### TO DO
Among the entries, find the lines with the string "arrow" and report them.

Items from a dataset
◇ ◇ ◇
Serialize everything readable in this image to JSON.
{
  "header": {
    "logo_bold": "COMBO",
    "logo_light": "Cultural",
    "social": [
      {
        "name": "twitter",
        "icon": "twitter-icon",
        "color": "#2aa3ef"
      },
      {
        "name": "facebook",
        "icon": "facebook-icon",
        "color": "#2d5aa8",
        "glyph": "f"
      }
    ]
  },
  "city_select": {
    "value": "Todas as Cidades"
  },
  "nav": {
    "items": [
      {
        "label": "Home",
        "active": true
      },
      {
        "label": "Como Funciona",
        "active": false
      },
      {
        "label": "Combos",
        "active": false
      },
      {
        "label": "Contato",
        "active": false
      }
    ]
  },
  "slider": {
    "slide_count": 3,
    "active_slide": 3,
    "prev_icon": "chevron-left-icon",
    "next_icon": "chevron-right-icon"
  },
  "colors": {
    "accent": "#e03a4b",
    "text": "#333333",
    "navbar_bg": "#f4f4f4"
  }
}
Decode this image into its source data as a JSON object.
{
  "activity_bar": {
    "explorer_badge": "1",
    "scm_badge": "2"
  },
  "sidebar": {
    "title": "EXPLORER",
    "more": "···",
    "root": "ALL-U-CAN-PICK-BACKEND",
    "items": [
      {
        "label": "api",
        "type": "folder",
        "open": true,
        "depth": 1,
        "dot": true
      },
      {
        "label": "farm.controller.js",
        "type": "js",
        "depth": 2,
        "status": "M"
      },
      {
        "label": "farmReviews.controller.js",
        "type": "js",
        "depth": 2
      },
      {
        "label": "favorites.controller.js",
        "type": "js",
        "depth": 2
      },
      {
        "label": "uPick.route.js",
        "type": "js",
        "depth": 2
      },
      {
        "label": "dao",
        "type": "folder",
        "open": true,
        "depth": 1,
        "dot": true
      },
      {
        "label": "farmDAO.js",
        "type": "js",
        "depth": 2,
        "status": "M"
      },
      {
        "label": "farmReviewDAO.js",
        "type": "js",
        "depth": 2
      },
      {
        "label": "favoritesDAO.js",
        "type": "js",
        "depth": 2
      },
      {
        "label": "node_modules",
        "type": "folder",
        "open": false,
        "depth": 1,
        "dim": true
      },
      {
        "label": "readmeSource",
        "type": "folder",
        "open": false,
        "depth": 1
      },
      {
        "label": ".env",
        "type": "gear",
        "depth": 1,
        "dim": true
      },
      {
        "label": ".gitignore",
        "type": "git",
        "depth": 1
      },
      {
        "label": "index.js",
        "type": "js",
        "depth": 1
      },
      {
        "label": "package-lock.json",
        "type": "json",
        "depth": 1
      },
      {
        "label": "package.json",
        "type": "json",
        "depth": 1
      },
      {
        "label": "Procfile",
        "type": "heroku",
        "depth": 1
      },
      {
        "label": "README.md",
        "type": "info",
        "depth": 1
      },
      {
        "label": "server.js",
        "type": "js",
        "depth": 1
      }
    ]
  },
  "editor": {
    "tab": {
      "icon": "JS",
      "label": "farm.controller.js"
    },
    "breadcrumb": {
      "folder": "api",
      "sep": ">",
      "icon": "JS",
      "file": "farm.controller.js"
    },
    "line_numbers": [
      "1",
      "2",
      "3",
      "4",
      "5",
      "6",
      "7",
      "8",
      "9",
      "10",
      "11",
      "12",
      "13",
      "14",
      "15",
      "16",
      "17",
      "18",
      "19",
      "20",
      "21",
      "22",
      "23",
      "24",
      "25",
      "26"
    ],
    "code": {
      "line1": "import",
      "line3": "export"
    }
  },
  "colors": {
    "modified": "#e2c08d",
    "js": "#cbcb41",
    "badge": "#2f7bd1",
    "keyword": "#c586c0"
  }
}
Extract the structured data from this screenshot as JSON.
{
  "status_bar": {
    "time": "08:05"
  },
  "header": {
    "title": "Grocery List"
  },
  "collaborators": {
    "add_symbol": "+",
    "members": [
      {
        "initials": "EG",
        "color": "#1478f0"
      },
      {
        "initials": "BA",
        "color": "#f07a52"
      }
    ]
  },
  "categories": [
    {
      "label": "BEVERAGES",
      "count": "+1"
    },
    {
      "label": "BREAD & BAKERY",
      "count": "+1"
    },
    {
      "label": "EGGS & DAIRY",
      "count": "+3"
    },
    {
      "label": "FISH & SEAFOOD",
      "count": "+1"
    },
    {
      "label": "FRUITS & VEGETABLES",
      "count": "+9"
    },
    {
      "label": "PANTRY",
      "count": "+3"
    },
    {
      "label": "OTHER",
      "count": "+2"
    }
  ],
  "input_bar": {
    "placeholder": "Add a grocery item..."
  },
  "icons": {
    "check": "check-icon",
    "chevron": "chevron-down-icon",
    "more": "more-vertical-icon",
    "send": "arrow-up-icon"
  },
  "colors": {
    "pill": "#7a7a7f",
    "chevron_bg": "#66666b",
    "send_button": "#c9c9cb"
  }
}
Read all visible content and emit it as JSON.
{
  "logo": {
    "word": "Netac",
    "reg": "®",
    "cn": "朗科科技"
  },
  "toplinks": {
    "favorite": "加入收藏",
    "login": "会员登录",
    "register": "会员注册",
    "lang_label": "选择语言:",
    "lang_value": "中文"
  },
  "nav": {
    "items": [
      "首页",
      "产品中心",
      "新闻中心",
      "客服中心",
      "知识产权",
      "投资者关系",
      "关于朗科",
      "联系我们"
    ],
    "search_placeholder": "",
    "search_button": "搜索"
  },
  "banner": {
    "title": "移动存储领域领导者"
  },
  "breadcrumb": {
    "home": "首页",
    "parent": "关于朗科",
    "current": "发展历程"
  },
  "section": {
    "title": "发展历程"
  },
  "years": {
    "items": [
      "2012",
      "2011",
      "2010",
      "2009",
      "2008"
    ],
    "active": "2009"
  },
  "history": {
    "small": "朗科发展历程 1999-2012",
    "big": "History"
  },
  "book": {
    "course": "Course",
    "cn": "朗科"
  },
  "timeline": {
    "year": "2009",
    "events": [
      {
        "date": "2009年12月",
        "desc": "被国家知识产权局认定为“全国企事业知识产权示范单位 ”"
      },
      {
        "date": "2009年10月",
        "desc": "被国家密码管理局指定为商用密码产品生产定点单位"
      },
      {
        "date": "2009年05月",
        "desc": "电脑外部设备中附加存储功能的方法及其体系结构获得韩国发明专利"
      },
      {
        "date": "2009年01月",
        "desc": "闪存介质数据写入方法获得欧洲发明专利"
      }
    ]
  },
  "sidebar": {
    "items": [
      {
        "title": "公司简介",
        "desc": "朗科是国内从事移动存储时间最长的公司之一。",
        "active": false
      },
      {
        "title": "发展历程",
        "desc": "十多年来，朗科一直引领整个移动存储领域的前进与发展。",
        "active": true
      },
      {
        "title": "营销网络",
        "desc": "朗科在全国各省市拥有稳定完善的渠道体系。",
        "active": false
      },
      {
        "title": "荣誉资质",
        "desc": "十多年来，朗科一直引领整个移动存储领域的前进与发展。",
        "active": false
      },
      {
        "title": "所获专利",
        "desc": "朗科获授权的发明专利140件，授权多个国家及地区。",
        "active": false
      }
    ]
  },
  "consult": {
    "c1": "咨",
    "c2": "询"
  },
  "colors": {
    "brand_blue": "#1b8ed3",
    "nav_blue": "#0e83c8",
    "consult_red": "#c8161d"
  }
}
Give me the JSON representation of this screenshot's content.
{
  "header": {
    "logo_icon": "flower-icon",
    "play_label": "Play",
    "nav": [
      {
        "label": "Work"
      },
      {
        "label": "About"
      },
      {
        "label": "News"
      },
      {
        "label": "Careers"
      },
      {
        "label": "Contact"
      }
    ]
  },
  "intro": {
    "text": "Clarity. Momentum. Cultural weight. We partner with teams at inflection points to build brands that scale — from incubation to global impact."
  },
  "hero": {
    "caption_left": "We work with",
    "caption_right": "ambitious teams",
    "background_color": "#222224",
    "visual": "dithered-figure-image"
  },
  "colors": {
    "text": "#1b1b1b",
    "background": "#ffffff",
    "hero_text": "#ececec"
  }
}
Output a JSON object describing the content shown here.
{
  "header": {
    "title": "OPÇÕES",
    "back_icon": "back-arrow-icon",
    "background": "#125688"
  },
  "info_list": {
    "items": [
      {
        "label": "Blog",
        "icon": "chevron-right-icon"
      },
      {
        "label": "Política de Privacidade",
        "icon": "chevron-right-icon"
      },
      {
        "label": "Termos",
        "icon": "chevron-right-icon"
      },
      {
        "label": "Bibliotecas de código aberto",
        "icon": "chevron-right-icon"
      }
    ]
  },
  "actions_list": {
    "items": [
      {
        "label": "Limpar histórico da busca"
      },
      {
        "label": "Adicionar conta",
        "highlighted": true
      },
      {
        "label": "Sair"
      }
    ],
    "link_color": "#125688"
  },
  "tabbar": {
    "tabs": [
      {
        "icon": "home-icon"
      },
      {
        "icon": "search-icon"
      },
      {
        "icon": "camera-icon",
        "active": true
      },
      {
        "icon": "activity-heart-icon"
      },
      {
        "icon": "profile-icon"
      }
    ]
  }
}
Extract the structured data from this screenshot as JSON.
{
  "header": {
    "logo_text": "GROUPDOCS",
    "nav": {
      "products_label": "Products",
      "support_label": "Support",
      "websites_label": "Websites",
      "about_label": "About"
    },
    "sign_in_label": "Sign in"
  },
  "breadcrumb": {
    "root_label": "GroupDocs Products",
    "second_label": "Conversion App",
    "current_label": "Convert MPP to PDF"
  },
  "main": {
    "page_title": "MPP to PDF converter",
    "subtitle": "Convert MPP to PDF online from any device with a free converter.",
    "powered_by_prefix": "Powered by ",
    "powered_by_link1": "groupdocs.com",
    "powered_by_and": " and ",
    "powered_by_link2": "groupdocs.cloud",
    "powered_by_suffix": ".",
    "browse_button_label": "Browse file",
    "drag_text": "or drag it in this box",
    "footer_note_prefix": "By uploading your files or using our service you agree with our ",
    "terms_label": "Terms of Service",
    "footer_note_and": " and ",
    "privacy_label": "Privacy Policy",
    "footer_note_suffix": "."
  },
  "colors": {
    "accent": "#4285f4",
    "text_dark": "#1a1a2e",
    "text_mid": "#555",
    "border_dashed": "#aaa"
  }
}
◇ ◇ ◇
### OUTPUT
    "send": "arrow-up-icon"
    "back_icon": "back-arrow-icon",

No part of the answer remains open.